The clubs will no longer have to renegotiate leases on an annual basis with Clarence Valley Council, which manages the Clarence Coast Reserve Trust.
Yamba SLSC’s past president and current vice president, Alan Schofield, said the club formerly had a 40-year lease with the government “that expired a year and half ago”.
“We currently have an interim lease with the council,” he said.
“We’ll be reviewing the new lease [conditions] and going through it carefully to see how it imposes on the club and what we do from there.”
A department of Primary Industries position statement, Authorising surf life saving clubs’ use of Crown land in NSW, states that: “surf clubs operating under the standard surf club lease will pay the reserve manager statutory minimum rent as it is determined from time to time, or any greater number agreed between the surf club and the reserve manager.
“Where a surf club derives additional income from the premises for commercial uses that are not authorised fundraising activities, the surf club must achieve a market rent for that commercial use.”
Clarence MP Chris Gulaptis said the new leases “mean the clubs can focus on what they do best: keeping our beautiful beaches safe for everyone”.
“Until now there was a lot of paperwork to be done by the clubs but the new agreement removes the need for clubs and councils to negotiate new lease arrangements and provides a 20-year minimum lease,” he said.
Tony Haven, president of Surf Life Saving NSW, welcomed the new initiative, too, saying in a media release that “clubs across the state would benefit enormously”.
“This is a significant milestone for our organisation,” he said. “For the first time in our history it will provide affordable and secure tenure for all of our surf lifesaving clubs on Crown land across the state.
“The agreement is the result of a long term dialogue between Surf Life Saving NSW and the government, along with valuable input from a number of councils throughout the state, to simplify the way clubs access Crown land.
“Surf clubs who have reached or are nearing the end of their current lease terms will be among the first to benefit from today’s announcement.”

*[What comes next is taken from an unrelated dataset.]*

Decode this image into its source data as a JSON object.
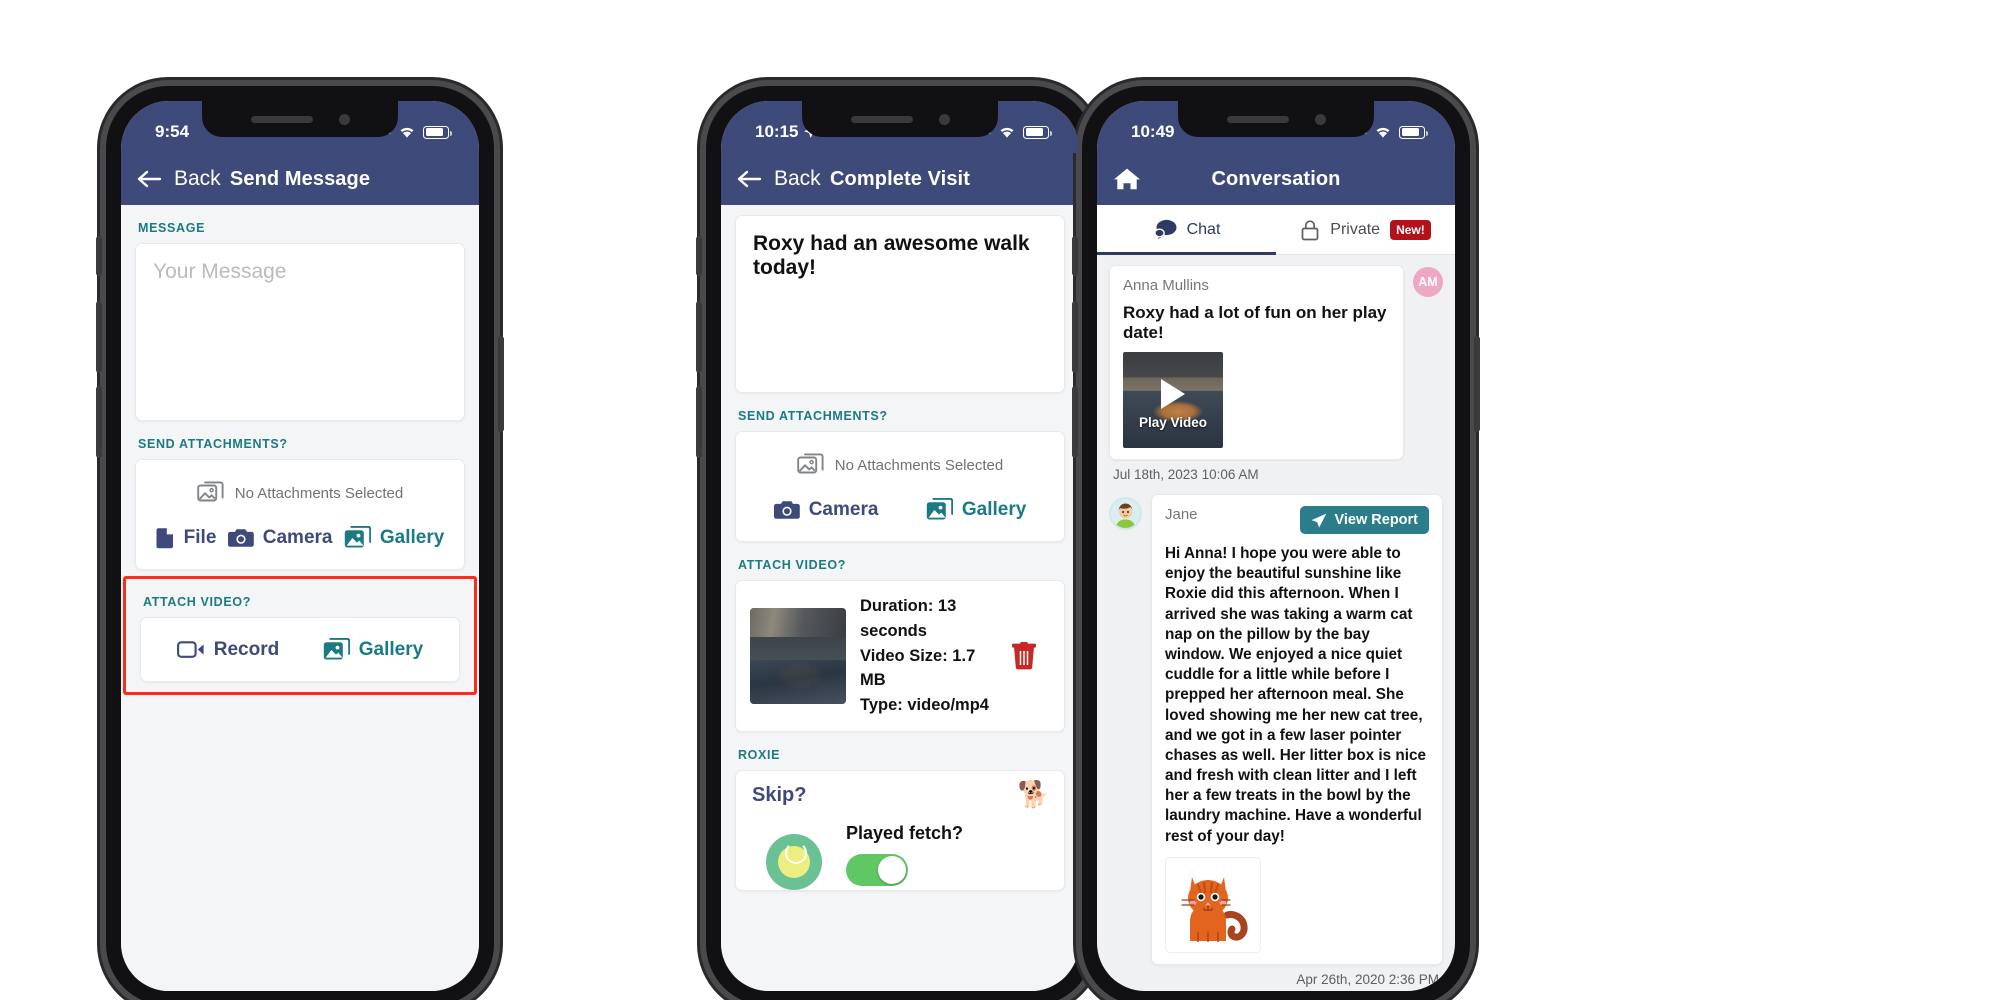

About 80 percent of surf clubs in NSW are located on Crown land.
Minnie Water SLSC’s president, Paul Gallagher, said his club was awaiting formal notification; however, he welcomed the announcement.